  53. 53. Cho HJ, Jung SH, Cho S, Han JO, Park S, Kim JW. Intravitreal Anti-Vascular Endothelial Growth Factor Treatment for Pachychoroid Neovasculopathy. J Ocul Pharmacol Ther, 2019; 35(3):174–81.
  54. 54. Azuma K, Tan X, Asano S, Shimizu K, Ogawa A, Inoue T, et al. The association of choroidal structure and its response to anti-VEGF treatment with the short-time outcome in pachychoroid neovasculopathy. PLoS ONE, 2019; 14(2):e0212055.
  55. 55. Lee M-W, Yeo I, Wong D, Ang C-L. Argon laser photocoagulation for the treatment of polypoidal choroidal vasculopathy. Eye (Lond), 2009; 23(1):145-8.
  56. 56. Chan W-M, Lai TYY, Tano Y, Liu DTL, Li KKW, Lam DSC. Photodynamic therapy in macular diseases of asian populations: when East meets West. Jpn J Ophthalmol, 2006; 50(2):161-9.
  57. 57. Lai TYY, Chan W-M. An Update in Laser and Pharmaceutical Treatment for Polypoidal Choroidal Vasculopathy. Asia Pac J Ophthalmol (Phila), 2012; 1(2):97–104.
  58. 58. Hirami Y, Tsujikawa A, Otani A, Yodoi Y, Aikawa H, Mandai M, et al. Hemorrhagic complications after photodynamic therapy for polypoidal choroidal vasculopathy. Retina (Philadelphia, Pa), 2007; 27(3):335–41.
  59. 59. Kumar A, Kumawat D, Sundar M D, Gagrani M, Gupta B, Roop P, et al. Polypoidal choroidal vasculopathy: a comprehensive clinical update. Ophthalmol Eye Dis, 2019;11:2515841419831152.
  60. 60. Oishi A, Kojima H, Mandai M, Honda S, Matsuoka T, Oh H, et al. Comparison of the effect of ranibizumab and verteporfin for polypoidal choroidal vasculopathy: 12-month LAPTOP study results. Am J Ophthalmol, 2013; 156(4):644–51.
  61. 61. Koh AHC, Expert PCV Panel, Chen L-J, Chen S-J, Chen Y, Giridhar A, et al. Polypoidal choroidal vasculopathy: evidence-based guidelines for clinical diagnosis and treatment. Retina (Philadelphia, Pa), 2013; 33(4):686-716.
  62. 62. Nayak S, Padhi TR, Basu S, Das T. Pneumatic displacement and intra-vitreal bevacizumab in management of sub-retinal and sub-retinal pigment epithelial hemorrhage at macula in polypoidal choroidal vasculopathy (PCV): rationale and outcome. Semin Ophthalmol, 2015; 30(1):53-5.

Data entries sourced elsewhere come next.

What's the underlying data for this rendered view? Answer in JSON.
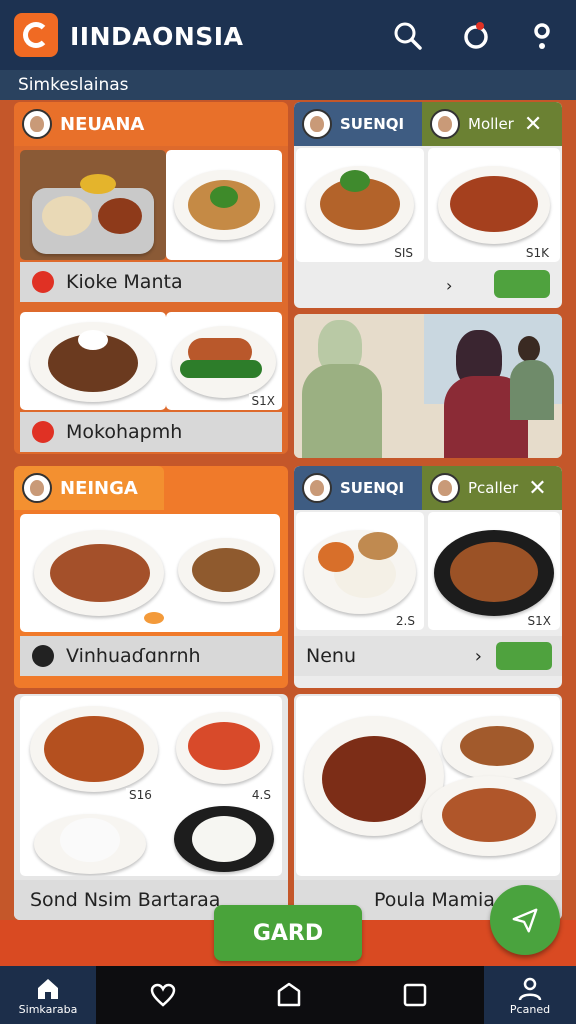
{
  "app": {
    "title": "IINDAONSIA",
    "subtitle": "Simkeslainas"
  },
  "panels": {
    "p1": {
      "header": "NEUANA",
      "item1": "Kioke Manta",
      "item2": "Mokohapmh",
      "price": "S1X"
    },
    "p2": {
      "header_left": "SUENQI",
      "header_right": "Moller",
      "price_a": "SIS",
      "price_b": "S1K"
    },
    "p4": {
      "header": "NEINGA",
      "item": "Vinhuaɗɑnrnh"
    },
    "p5": {
      "header_left": "SUENQI",
      "header_right": "Pcaller",
      "price_a": "2.S",
      "price_b": "S1X",
      "item": "Nenu"
    },
    "p6": {
      "price_a": "S16",
      "price_b": "4.S",
      "item": "Sond Nsim Bartaraa"
    },
    "p7": {
      "item": "Poula Mamia"
    }
  },
  "buttons": {
    "gard": "GARD"
  },
  "nav": {
    "left": "Simkaraba",
    "right": "Pcaned"
  },
  "colors": {
    "brand_orange": "#f06a23",
    "appbar": "#1d3251",
    "green": "#4fa23e",
    "panel_orange": "#e8702a"
  },
  "icons": [
    "search-icon",
    "record-icon",
    "profile-icon",
    "home-icon",
    "heart-icon",
    "circle-icon",
    "square-icon",
    "send-icon",
    "close-icon",
    "chevron-right-icon"
  ]
}
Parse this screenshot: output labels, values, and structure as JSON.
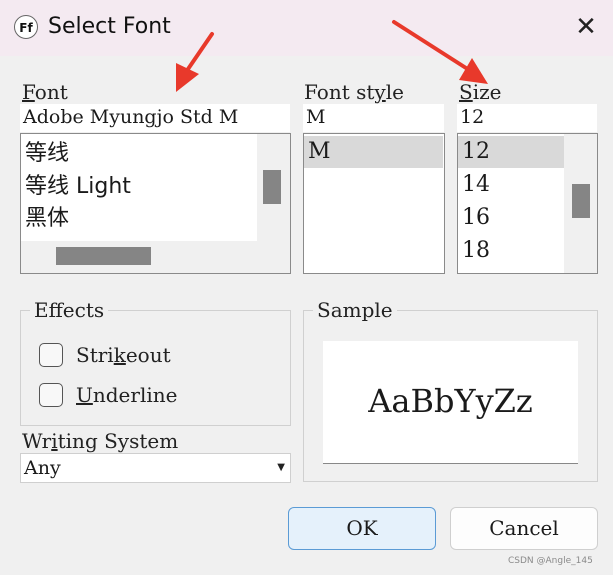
{
  "window": {
    "icon_label": "Ff",
    "title": "Select Font",
    "close": "✕"
  },
  "font": {
    "label_underlined": "F",
    "label_rest": "ont",
    "value": "Adobe Myungjo Std M",
    "items": [
      "等线",
      "等线 Light",
      "黑体"
    ]
  },
  "style": {
    "label_pre": "Font st",
    "label_underlined": "y",
    "label_post": "le",
    "value": "M",
    "items": [
      "M"
    ],
    "selected": "M"
  },
  "size": {
    "label_underlined": "S",
    "label_rest": "ize",
    "value": "12",
    "items": [
      "12",
      "14",
      "16",
      "18"
    ],
    "selected": "12"
  },
  "effects": {
    "title": "Effects",
    "strikeout_pre": "Stri",
    "strikeout_underlined": "k",
    "strikeout_post": "eout",
    "underline_underlined": "U",
    "underline_rest": "nderline",
    "strikeout_checked": false,
    "underline_checked": false
  },
  "sample": {
    "title": "Sample",
    "text": "AaBbYyZz"
  },
  "writing_system": {
    "label_pre": "Wr",
    "label_underlined": "i",
    "label_post": "ting System",
    "value": "Any",
    "arrow": "▼"
  },
  "buttons": {
    "ok": "OK",
    "cancel": "Cancel"
  },
  "watermark": "CSDN @Angle_145",
  "colors": {
    "annotation_arrow": "#e8392b",
    "titlebar": "#f4eaf1",
    "selection": "#d9d9d9",
    "ok_border": "#5b9bd5"
  }
}
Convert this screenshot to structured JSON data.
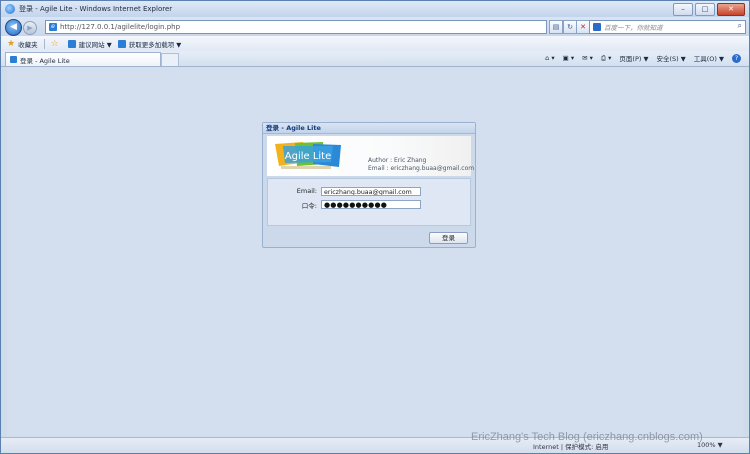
{
  "window": {
    "title": "登录 - Agile Lite - Windows Internet Explorer",
    "minimize": "–",
    "maximize": "□",
    "close": "✕"
  },
  "address": {
    "url": "http://127.0.0.1/agilelite/login.php",
    "search_placeholder": "百度一下，你就知道"
  },
  "favorites": {
    "favorites_label": "收藏夹",
    "suggested_label": "建议网站 ▼",
    "more_addons_label": "获取更多加载项 ▼"
  },
  "tab": {
    "label": "登录 - Agile Lite"
  },
  "commands": {
    "page": "页面(P) ▼",
    "safety": "安全(S) ▼",
    "tools": "工具(O) ▼",
    "help": "?"
  },
  "dialog": {
    "title": "登录 - Agile Lite",
    "logo_text": "Agile Lite",
    "author": "Author : Eric Zhang",
    "email_info": "Email : ericzhang.buaa@gmail.com",
    "email_label": "Email:",
    "email_value": "ericzhang.buaa@gmail.com",
    "password_label": "口令:",
    "password_value": "●●●●●●●●●●",
    "login_button": "登录"
  },
  "status": {
    "text": "Internet | 保护模式: 启用",
    "zoom": "100% ▼"
  },
  "watermark": "EricZhang's Tech Blog (ericzhang.cnblogs.com)"
}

Kumawat D, Bhayana A, Kumar V. PachychoroidPachychoroid Spectrum Disorders: A Review of Clinical Features and Management.DJO 2019;30:7-15


Kumawat D, Bhayana A, Kumar V. PachychoroidPachychoroid Spectrum Disorders: A Review of Clinical Features and Management.DJO [serial online] 2019[cited 2020 Jan 27];30:7-15. Available from: